Keep an eye out for any long-term effects of the fever on your cat’s health, and consult with your vet if you notice anything concerning. With proper care and attention, most cats can recover well from fevers and return to their normal energetic selves.
Will a Cat’s Fever Go Away on Its Own?
A cat’s fever may not go away on its own and it is important to seek veterinary care. Fevers in cats can be a sign of an underlying illness or infection that needs medical attention.
Monitoring your cat’s temperature and providing proper treatment is necessary for their health and well-being. If your cat has a fever that persists for more than 24 hours or if the temperature reaches above 104 degrees, contact your vet for an appointment.
They will be able to provide guidance on how to manage the fever and address any underlying issues causing it. Remember, it’s always better to be safe and consult with a professional when it comes to your cat’s health.

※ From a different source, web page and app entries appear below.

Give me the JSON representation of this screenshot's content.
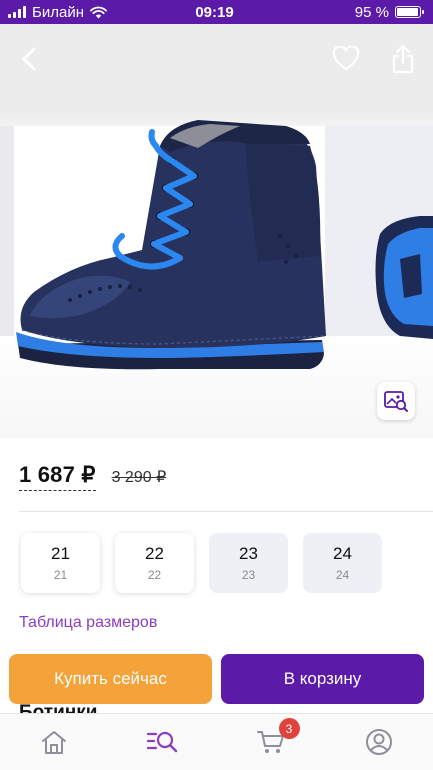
{
  "status_bar": {
    "carrier": "Билайн",
    "time": "09:19",
    "battery_text": "95 %",
    "battery_level": 0.95
  },
  "colors": {
    "brand": "#5b1aa8",
    "buy_button": "#f3a33a",
    "link": "#8a3ec2",
    "badge": "#e0433c"
  },
  "gallery": {
    "icons": {
      "back": "chevron-left-icon",
      "favorite": "heart-icon",
      "share": "share-icon",
      "zoom": "image-search-icon"
    }
  },
  "product": {
    "price": "1 687 ₽",
    "old_price": "3 290 ₽",
    "title": "Ботинки"
  },
  "sizes": [
    {
      "main": "21",
      "sub": "21",
      "state": "available"
    },
    {
      "main": "22",
      "sub": "22",
      "state": "available"
    },
    {
      "main": "23",
      "sub": "23",
      "state": "muted"
    },
    {
      "main": "24",
      "sub": "24",
      "state": "muted"
    }
  ],
  "size_table_link": "Таблица размеров",
  "actions": {
    "buy_now": "Купить сейчас",
    "add_to_cart": "В корзину"
  },
  "bottom_nav": {
    "items": [
      {
        "icon": "home-icon",
        "active": false
      },
      {
        "icon": "catalog-search-icon",
        "active": true
      },
      {
        "icon": "cart-icon",
        "active": false,
        "badge": "3"
      },
      {
        "icon": "profile-icon",
        "active": false
      }
    ]
  }
}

In conclusion, it’s important to pay attention to your cat’s behavior and look out for signs of fever. Keep an eye out for lethargy, hiding, loss of appetite and thirst, shivering, rapid breathing, and changes in grooming habits.
If you suspect your cat has a fever, use a rectal or ear thermometer to check their temperature. Seek veterinary care if the fever persists for more than 24 hours or if it goes above 104 degrees.
Remember to follow your vet’s instructions for treatment and recovery.
1. What are the signs that my cat may have a fever?
Common signs that your cat may have a fever include lethargy, loss of appetite, increased thirst, warm ears or body, and shivering.
2. How can I check my cat’s temperature to determine if they have a fever?
You can use a digital rectal thermometer to gently take your cat’s temperature. Make sure to lubricate it with petroleum jelly and only insert it about half an inch into their rectum for 10-15 seconds.
3. When should I be concerned and seek veterinary care for my cat’s fever?
If your cat has a high-grade fever (over 103°F) or is showing severe symptoms such as difficulty breathing or seizures, it is important to seek immediate veterinary care.
4. Can I give my cat over-the-counter medications to bring down their fever?
No, you should never give your cat human medications without consulting a veterinarian first. Some medications can be toxic to cats, so always consult with a professional before administering any medication.
5. What actions should I take if my cat has a confirmed fever?
If your vet confirms that your cat has a fever, follow their guidance on treatment which may include providing plenty of fresh water and ensuring they rest in a comfortable environment. It’s best to let the professionals guide you on how to proceed further in treating the underlying cause of the fever.